For situations in which part of the time the employee structurally works from home and part of the time from the employer’s workplace, the proposal provides for a confluence of the fixed working-from-home allowance and the fixed travel allowance. In such cases, both fixed allowances can be applied in proportion to the agreed ratio between working from home and work from the employer’s workplace. If an employee lives 6 kilometres or more from the workplace, the fixed tax-free working-from-home allowance is lower than the fixed tax-free travel allowance.

Legal basis for extension discretionary budget employment cost regulation due to Covid-19

The discretionary budget for the employment cost regulation has been increased in 2020 and 2021 due to COVID-19. The discretionary budget was increased to 3% over the first € 400,000 of the total annual wages. For the excess, the discretionary budget remained 1.2% (2020) and 1.18% (2021) of the total annual wages. The expansion of the discretionary budget in 2021 has been arranged by means of an approving decision of the State Secretary. The Tax Plan 2022 now provides the legal basis for this extension with retroactive effect. For the calendar year 2022, the discretionary budget amounts to 1.7% over the first € 400,000 of the total annual wages and 1.18% over the excess.

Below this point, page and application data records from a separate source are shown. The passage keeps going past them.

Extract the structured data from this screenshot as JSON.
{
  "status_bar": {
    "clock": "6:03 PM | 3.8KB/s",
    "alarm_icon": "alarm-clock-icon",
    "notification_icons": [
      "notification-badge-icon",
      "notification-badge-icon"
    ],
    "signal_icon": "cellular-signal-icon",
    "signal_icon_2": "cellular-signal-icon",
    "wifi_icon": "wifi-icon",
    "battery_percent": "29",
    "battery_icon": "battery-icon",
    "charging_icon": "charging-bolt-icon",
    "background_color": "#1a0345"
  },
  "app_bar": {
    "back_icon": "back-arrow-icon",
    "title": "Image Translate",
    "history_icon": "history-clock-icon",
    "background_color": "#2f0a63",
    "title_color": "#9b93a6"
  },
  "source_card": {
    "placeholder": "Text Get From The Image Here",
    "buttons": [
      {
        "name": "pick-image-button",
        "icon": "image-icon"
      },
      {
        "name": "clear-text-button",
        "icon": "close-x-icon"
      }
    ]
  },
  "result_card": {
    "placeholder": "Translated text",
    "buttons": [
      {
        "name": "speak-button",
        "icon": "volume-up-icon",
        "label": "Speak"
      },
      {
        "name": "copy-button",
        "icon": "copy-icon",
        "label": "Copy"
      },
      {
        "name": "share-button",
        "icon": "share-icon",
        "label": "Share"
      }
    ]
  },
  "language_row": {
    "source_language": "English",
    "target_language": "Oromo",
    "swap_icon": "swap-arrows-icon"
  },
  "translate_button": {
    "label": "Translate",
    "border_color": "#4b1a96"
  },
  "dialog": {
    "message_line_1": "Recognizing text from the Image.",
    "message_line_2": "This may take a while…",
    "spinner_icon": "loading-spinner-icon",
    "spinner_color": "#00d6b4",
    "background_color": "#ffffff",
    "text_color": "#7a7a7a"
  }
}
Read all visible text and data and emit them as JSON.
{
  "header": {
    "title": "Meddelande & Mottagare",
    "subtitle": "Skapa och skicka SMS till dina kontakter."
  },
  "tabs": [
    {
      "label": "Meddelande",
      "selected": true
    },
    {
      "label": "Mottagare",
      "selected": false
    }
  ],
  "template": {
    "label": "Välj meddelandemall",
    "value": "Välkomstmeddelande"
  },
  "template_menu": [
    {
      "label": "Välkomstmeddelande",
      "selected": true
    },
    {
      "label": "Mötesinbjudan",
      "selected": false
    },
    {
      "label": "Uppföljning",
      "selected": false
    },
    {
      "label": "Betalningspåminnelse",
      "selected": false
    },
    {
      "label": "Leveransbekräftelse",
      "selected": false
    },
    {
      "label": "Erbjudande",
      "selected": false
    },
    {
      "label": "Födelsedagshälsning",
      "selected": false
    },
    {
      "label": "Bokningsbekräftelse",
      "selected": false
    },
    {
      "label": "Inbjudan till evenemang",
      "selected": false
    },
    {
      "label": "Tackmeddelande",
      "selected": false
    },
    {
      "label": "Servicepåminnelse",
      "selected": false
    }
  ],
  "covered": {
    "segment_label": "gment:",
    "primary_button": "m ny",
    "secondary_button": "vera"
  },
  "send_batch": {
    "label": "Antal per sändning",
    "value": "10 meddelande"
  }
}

Adjustment of cap in the notional addition for emission-free cars

For emission-free cars, a reduced notional addition applies. The reduced addition percentage applies up to a certain limit, above which the regular notional addition percentage of 22% applies. The government proposes to reduce the cap for the reduced notional addition percentage to € 35,000 for cars that will be registered in 2022. If an employer makes a new emission-free car available to an employee in 2022 and the car is also used for private purposes, this means that the addition therefore amounts to 16% over the first € 35,000 of the catalogue value of the car and 22% over the excess. For cars registered in 2023, that limit will be further reduced to € 30,000. The cap for the reduced notional addition percentage does not apply to hydrogen and solar cell cars.

Adjustment of the tax regime for stock options

Stock options agreed by an employer and employee are taxed upon exercise of the stock option. This also applies if upon exercise a share is obtained that is not freely tradable. The government  proposes to postpone the moment of taxation, if desired, to the moment when the shares acquired upon exercise can be traded freely. This makes it more attractive to provide stock options on shares that are not freely tradable. If the tradability of the shares acquired on the exercise is contractually limited and there is a stock exchange listing, the taxation will take place no later than 5 years after the stock exchange listing or – if earlier – at the time of the expiration of the contractual limitation of the tradability of the shares. If desired, it can be chosen to tax the taxable benefit arising from the not freely tradable share upon exercise. The moment of taxation for options for tradable shares (such as listed shares) does not change.

Seventh progress letter 'working as a self-employed person'

In addition to the above proposals, we would like to draw your attention to the Seventh progress letter 'working as a self-employed person', which was published on 20 September 2021. The letter reports on the pilot of the ‘Webmodule Assessment of Employment Relationship' and the results of the broad social conversation. The Enforcement Moratorium is also discussed, among other things. It comes down to the fact that the outgoing ministers Koolmees and Vijlbrief pass on the subject, as well as the continuation of the Enforcement Moratorium, to the new cabinet.